The lad took his time disabling the alarm. The back door had been a walk in with his training as a locksmith, and what with his  Dad being an electrical genius and his own computer fetish from his earliest years, he figured there wasn’t a security device he couldn’t disarm. There. Now he had the run of the house. There was no hurry. The householders were abroad –  he had canvassed likely prospects while temping for the Royal Mail. He left the working class neighbourhoods alone. They worked hard for their money – not like the over-paid, rich parasites. Posh house, posh neighbourhood. Easy money. They would never miss it. He never took the whole cache. He just gave himself a good hourly rate, then left the rest so that the householders would just think they had lost it or spent it. No-one would even know he’d been in. A cross phone call about a glitch in the alarm was the only likely outcome of his visits.

He headed straight for the kitchen. The figure sitting at the table was so still for a moment the lad thought he was looking at a tailors dummy, and was just about to laugh out loud at his moment of fright when the figure turned, an easy smile on his face, and a gun pointing straight at his heart. A gun? This was bloody Britain. Nobody had guns. Had he inadvertently strayed onto a gangsters turf? “Hey, man” the lad ventured. “Didn’t know it was your turf. No disrespect. I took nothin’ – I’ll just go and not come back”. The man’s smile broadened, but the gun didn’t waver.

“Just sit down, son”. The gun gestured at the other seat at the table. What the hell, he just wanted out of there.

“I’m not the talkie type”, he blurted, then flushed feeling that was great. Now the man knows he’s dealing with a moron.

“I see this is making you nervous”. The man holstered his weapon and another man appeared in the doorway, silent as a cat.

The boy felt black ice settle around his gut and move up until it had taken an iron grip on his heart. He had never known terror before, but he had never met the like of these men. Something told him they weren’t gangsters. He figured gangsters would be hot-blooded, and would shout, and bully – and at least he would have some idea of their game. He needed to know.

“You police?” he queried.

“No need to insult us, boy”.

The man at the door chortled. He took the other chair at the table, and now two, zen-calm faces surveyed him, faces that said plainly that they didn’t give a damn about him either way. He would have tried to run for it if he could have trusted his legs to carry him. Like a rabbit caught in headlights, he thought.

He tried not to look at the men. They stared back.

Then one sighed, breaking the tension.

“I have to hand it to you, you’re good. No sign of a break-in, apart from disabled alarms. Householders always away. Only ever take money, but leave most of it so they don’t even realise they’ve been robbed. A very considerate burglar in fact”. He glanced at his comrade who smiled assent.

He leant forward. ” How would you like a regular job?”

A job? What job! Like working for the Royal Mail for the rest of his life?
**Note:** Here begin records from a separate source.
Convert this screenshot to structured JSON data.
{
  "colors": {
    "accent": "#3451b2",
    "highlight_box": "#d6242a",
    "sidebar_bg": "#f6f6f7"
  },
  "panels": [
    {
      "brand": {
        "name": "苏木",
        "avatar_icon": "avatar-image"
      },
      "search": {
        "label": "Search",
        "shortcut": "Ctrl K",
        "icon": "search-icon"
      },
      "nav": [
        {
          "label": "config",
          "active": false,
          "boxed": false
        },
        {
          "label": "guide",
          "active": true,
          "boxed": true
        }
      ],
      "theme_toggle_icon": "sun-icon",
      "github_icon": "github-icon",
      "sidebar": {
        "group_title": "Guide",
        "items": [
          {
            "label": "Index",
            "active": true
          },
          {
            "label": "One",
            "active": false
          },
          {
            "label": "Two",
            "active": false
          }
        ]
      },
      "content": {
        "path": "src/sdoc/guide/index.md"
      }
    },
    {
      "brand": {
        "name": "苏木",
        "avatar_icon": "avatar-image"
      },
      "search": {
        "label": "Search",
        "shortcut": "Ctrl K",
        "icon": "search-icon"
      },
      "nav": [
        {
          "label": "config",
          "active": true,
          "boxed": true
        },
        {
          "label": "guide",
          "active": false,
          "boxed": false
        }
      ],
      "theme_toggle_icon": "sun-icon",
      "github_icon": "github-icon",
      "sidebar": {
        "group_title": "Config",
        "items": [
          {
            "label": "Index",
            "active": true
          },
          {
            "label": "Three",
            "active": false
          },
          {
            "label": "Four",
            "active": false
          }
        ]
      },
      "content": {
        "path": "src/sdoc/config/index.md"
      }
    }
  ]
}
Drudging for a pittance and even that could be snatched away on a whim.

“I don’t work for anyone”.

“We aren’t anyone. In fact we are the best employer you are ever likely to have”.

The man made a sweeping gesture with his hand. “You can continue applying your expertise, but you will be working for us”.

The boy listened open-mouthed while the job advantages were explained, the 6-figure salary, never needing to worry about criminal consequences, the rest of the salesman spiel got lost while he tried to get his mind around this new situation. Work for the government.

“No way!” he blurted.

The man’s eyes narrowed ever so slightly. The boy wondered if his hand had twitched in the direction of his gun.

“Why not?” the other man asked in a calm and reasonable voice.

“Because you’re a bunch of twisted crooks”.

The men stared at him impassively. Suddenly the boy started laughing. He didn’t care now. He had spent all his short life avoiding being anybody else’s puppet and he wasn’t about to start now. He got to his feet. He didn’t care what they did.

“Do what you like” he said. “Shoot, arrest me, I don’t care. But I’m out of here”.

The men made no move as he walked towards the door. As he reached it a quiet voice behind him said,

“Your poor old Dad waiting for you at our office, will be so sad to hear of your decision”.


Copyright 2015 Prayerwarriorpsychicnot